During my world travels, I’ve experienced many churches where silence and reflection are valued qualities. In Mexico, for example, no matter how much busyness and noise is outside the church, it’s usually peaceful and quiet within, with people of all ages coming in to pray and meditate. In this town, most churches are closed outside of worship hours due to vandalism, disrespect, and dare I suggest, lack of interest.
With joy I discovered St. Mary’s Episcopal Church has begun offering an Evening of Silence at their lovely sanctuary at Tudor and Lake Otis. Organized by member Heidi Marlowe, a lay monastic, it was initially announced to parishioners by internal church media, and word of mouth. Their first Evening of Silence was held this past Thursday evening, 6:30-7:30 pm. The church was dimly lit, except for service candles, and attendees were given a printed vesper booklet to use as they saw fit for their time there.
Ms. Marlowe prepared the booklet using the Liturgical Press ‘Shorter Breviary’ based on the Rule of Benedict. It uses a two-week Psalm cycle, which Marlowe also conformed to the Book of Common Prayer. Her booklet, titled “A Vespers Office for a Thursday”, starts with a prayer, and includes an Ambrosian Hymn, Psalmody using three Psalms (with Antiphons), a short NT Reading and Responsory, the Magnificat, a Litany, the Lord’s Prayer, the Kyrie, a Concluding Prayer, and the Final Blessing. Most of those present, but not all, used the booklet. (see link to booklet at bottom)
The time was truly one of silence, reflection, meditation, and prayer. I was reminded of Christ’s words, “My house shall be called a house of prayer…”.
Michael Burke, rector of St Mary’s, responding to my question about his impressions about the Evening of Silence said, “Given everything going on in the world right now, silence is probably the most counter cultural thing a person could do.” He also shared the Francois Fenelon quote, “There is also a modification of prayer, which may be termed the prayer of silence. This is a prayer too deep for words. The common form of silent prayer is voluntary. In the prayer of contemplative silence, the lips seem to be closed almost against the will.”

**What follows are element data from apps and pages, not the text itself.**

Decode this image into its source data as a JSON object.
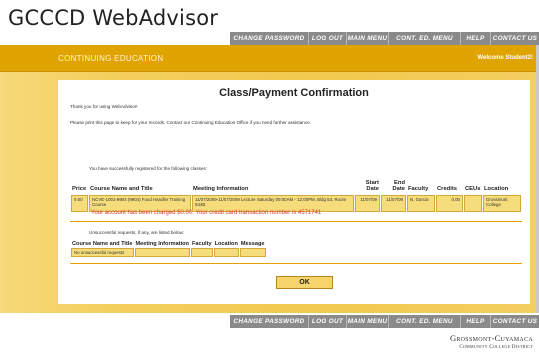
{
  "header": {
    "logo": "GCCCD WebAdvisor"
  },
  "nav": {
    "change_password": "Change Password",
    "log_out": "Log Out",
    "main_menu": "Main Menu",
    "cont_ed_menu": "Cont. Ed. Menu",
    "help": "Help",
    "contact_us": "Contact Us"
  },
  "banner": {
    "title": "CONTINUING EDUCATION",
    "welcome": "Welcome Student2!"
  },
  "page": {
    "title": "Class/Payment Confirmation",
    "thanks": "Thank you for using WebAdvisor!",
    "print_note": "Please print this page to keep for your records. Contact our Continuing Education Office if you need further assistance.",
    "registered_intro": "You have successfully registered for the following classes:",
    "charge_message": "Your account has been charged $0.00. Your credit card transaction number is 4571741",
    "unsuccessful_intro": "Unsuccessful requests, if any, are listed below:",
    "ok_label": "OK"
  },
  "registered_table": {
    "headers": {
      "price": "Price",
      "course": "Course Name and Title",
      "meeting": "Meeting Information",
      "start_1": "Start",
      "start_2": "Date",
      "end_1": "End",
      "end_2": "Date",
      "faculty": "Faculty",
      "credits": "Credits",
      "ceus": "CEUs",
      "location": "Location"
    },
    "row": {
      "price": "0.00",
      "course": "NCVE-1001-9904 (9904) Food Handler Training Course",
      "meeting": "11/07/2009-11/07/2009 Lecture Saturday 09:00AM - 12:00PM, Bldg 53, Room 544B",
      "start": "11/07/09",
      "end": "11/07/09",
      "faculty": "N. Garcia",
      "credits": "0.00",
      "ceus": "",
      "location": "Grossmont College"
    }
  },
  "unsuccessful_table": {
    "headers": {
      "course": "Course Name and Title",
      "meeting": "Meeting Information",
      "faculty": "Faculty",
      "location": "Location",
      "message": "Message"
    },
    "row": {
      "course": "No unsuccessful requests"
    }
  },
  "footer": {
    "logo_line1": "Grossmont-Cuyamaca",
    "logo_line2": "Community College District"
  },
  "colors": {
    "gold_banner": "#e0a400",
    "gold_frame": "#f1c94f",
    "cell_fill": "#f6dd7c",
    "nav_gray": "#8a8a8a",
    "charge_red": "#d63d3d"
  }
}
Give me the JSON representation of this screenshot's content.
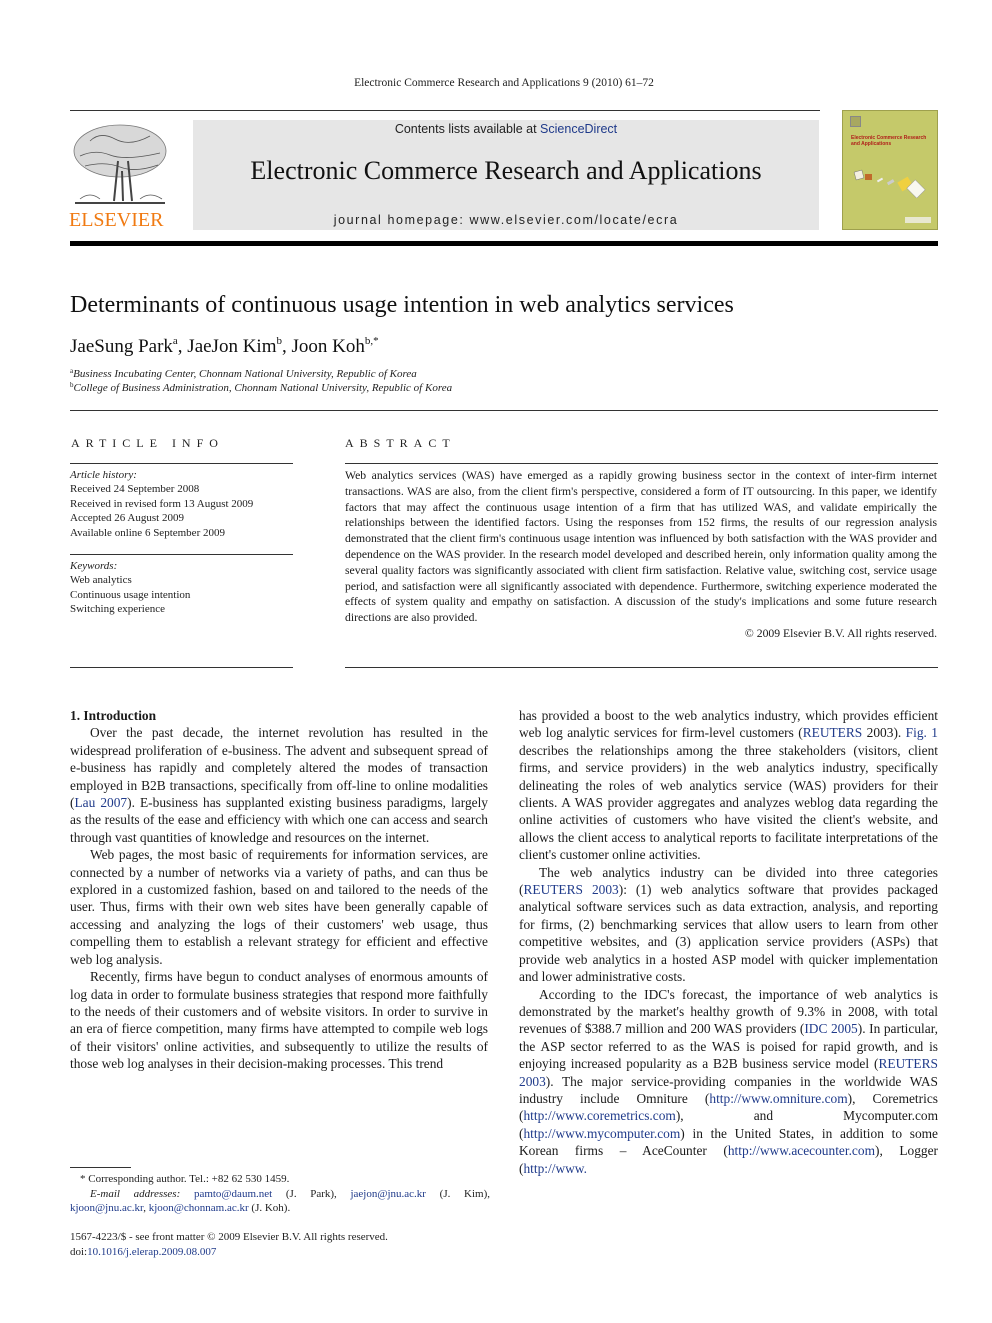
{
  "running_head": "Electronic Commerce Research and Applications 9 (2010) 61–72",
  "masthead": {
    "contents_prefix": "Contents lists available at ",
    "contents_link": "ScienceDirect",
    "journal_title": "Electronic Commerce Research and Applications",
    "homepage": "journal homepage: www.elsevier.com/locate/ecra",
    "publisher_logo": "ELSEVIER",
    "cover_title": "Electronic Commerce Research and Applications"
  },
  "colors": {
    "link": "#1f3a8a",
    "elsevier_orange": "#f07a12",
    "masthead_bg": "#e6e6e6",
    "cover_bg": "#c5c96a"
  },
  "article": {
    "title": "Determinants of continuous usage intention in web analytics services",
    "authors": [
      {
        "name": "JaeSung Park",
        "sup": "a",
        "sep": ", "
      },
      {
        "name": "JaeJon Kim",
        "sup": "b",
        "sep": ", "
      },
      {
        "name": "Joon Koh",
        "sup": "b,*",
        "sep": ""
      }
    ],
    "affiliations": [
      {
        "sup": "a",
        "text": "Business Incubating Center, Chonnam National University, Republic of Korea"
      },
      {
        "sup": "b",
        "text": "College of Business Administration, Chonnam National University, Republic of Korea"
      }
    ]
  },
  "article_info": {
    "heading": "ARTICLE INFO",
    "history_label": "Article history:",
    "history": [
      "Received 24 September 2008",
      "Received in revised form 13 August 2009",
      "Accepted 26 August 2009",
      "Available online 6 September 2009"
    ],
    "keywords_label": "Keywords:",
    "keywords": [
      "Web analytics",
      "Continuous usage intention",
      "Switching experience"
    ]
  },
  "abstract": {
    "heading": "ABSTRACT",
    "text": "Web analytics services (WAS) have emerged as a rapidly growing business sector in the context of inter-firm internet transactions. WAS are also, from the client firm's perspective, considered a form of IT outsourcing. In this paper, we identify factors that may affect the continuous usage intention of a firm that has utilized WAS, and validate empirically the relationships between the identified factors. Using the responses from 152 firms, the results of our regression analysis demonstrated that the client firm's continuous usage intention was influenced by both satisfaction with the WAS provider and dependence on the WAS provider. In the research model developed and described herein, only information quality among the several quality factors was significantly associated with client firm satisfaction. Relative value, switching cost, service usage period, and satisfaction were all significantly associated with dependence. Furthermore, switching experience moderated the effects of system quality and empathy on satisfaction. A discussion of the study's implications and some future research directions are also provided.",
    "copyright": "© 2009 Elsevier B.V. All rights reserved."
  },
  "body": {
    "section_heading": "1. Introduction",
    "left": {
      "p1_a": "Over the past decade, the internet revolution has resulted in the widespread proliferation of e-business. The advent and subsequent spread of e-business has rapidly and completely altered the modes of transaction employed in B2B transactions, specifically from off-line to online modalities (",
      "p1_cite": "Lau 2007",
      "p1_b": "). E-business has supplanted existing business paradigms, largely as the results of the ease and efficiency with which one can access and search through vast quantities of knowledge and resources on the internet.",
      "p2": "Web pages, the most basic of requirements for information services, are connected by a number of networks via a variety of paths, and can thus be explored in a customized fashion, based on and tailored to the needs of the user. Thus, firms with their own web sites have been generally capable of accessing and analyzing the logs of their customers' web usage, thus compelling them to establish a relevant strategy for efficient and effective web log analysis.",
      "p3": "Recently, firms have begun to conduct analyses of enormous amounts of log data in order to formulate business strategies that respond more faithfully to the needs of their customers and of website visitors. In order to survive in an era of fierce competition, many firms have attempted to compile web logs of their visitors' online activities, and subsequently to utilize the results of those web log analyses in their decision-making processes. This trend"
    },
    "right": {
      "p1_a": "has provided a boost to the web analytics industry, which provides efficient web log analytic services for firm-level customers (",
      "p1_cite1": "REUTERS",
      "p1_b": " 2003). ",
      "p1_fig": "Fig. 1",
      "p1_c": " describes the relationships among the three stakeholders (visitors, client firms, and service providers) in the web analytics industry, specifically delineating the roles of web analytics service (WAS) providers for their clients. A WAS provider aggregates and analyzes weblog data regarding the online activities of customers who have visited the client's website, and allows the client access to analytical reports to facilitate interpretations of the client's customer online activities.",
      "p2_a": "The web analytics industry can be divided into three categories (",
      "p2_cite": "REUTERS 2003",
      "p2_b": "): (1) web analytics software that provides packaged analytical software services such as data extraction, analysis, and reporting for firms, (2) benchmarking services that allow users to learn from other competitive websites, and (3) application service providers (ASPs) that provide web analytics in a hosted ASP model with quicker implementation and lower administrative costs.",
      "p3_a": "According to the IDC's forecast, the importance of web analytics is demonstrated by the market's healthy growth of 9.3% in 2008, with total revenues of $388.7 million and 200 WAS providers (",
      "p3_cite1": "IDC 2005",
      "p3_b": "). In particular, the ASP sector referred to as the WAS is poised for rapid growth, and is enjoying increased popularity as a B2B business service model (",
      "p3_cite2": "REUTERS 2003",
      "p3_c": "). The major service-providing companies in the worldwide WAS industry include Omniture (",
      "url1": "http://www.omniture.com",
      "p3_d": "), Coremetrics (",
      "url2": "http://www.coremetrics.com",
      "p3_e": "), and Mycomputer.com (",
      "url3": "http://www.mycomputer.com",
      "p3_f": ") in the United States, in addition to some Korean firms – AceCounter (",
      "url4": "http://www.acecounter.com",
      "p3_g": "), Logger (",
      "url5": "http://www."
    }
  },
  "footnote": {
    "star": "*",
    "corresponding": "Corresponding author. Tel.: +82 62 530 1459.",
    "email_label": "E-mail addresses:",
    "emails": [
      {
        "addr": "pamto@daum.net",
        "who": " (J. Park), "
      },
      {
        "addr": "jaejon@jnu.ac.kr",
        "who": " (J. Kim), "
      },
      {
        "addr": "kjoon@jnu.ac.kr",
        "who": ", "
      },
      {
        "addr": "kjoon@chonnam.ac.kr",
        "who": " (J. Koh)."
      }
    ]
  },
  "front_matter": {
    "issn_line": "1567-4223/$ - see front matter © 2009 Elsevier B.V. All rights reserved.",
    "doi_prefix": "doi:",
    "doi": "10.1016/j.elerap.2009.08.007"
  }
}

It was a time of refreshing for me, long overdue in my fast-paced, noisy existence. I’m looking forward to the next “Evening of Silence” at St. Mary’s and will announce it in these pages. Thank you St. Mary’s community.
Evening of Silence Vespers 2017.10.19 Vespers Booklet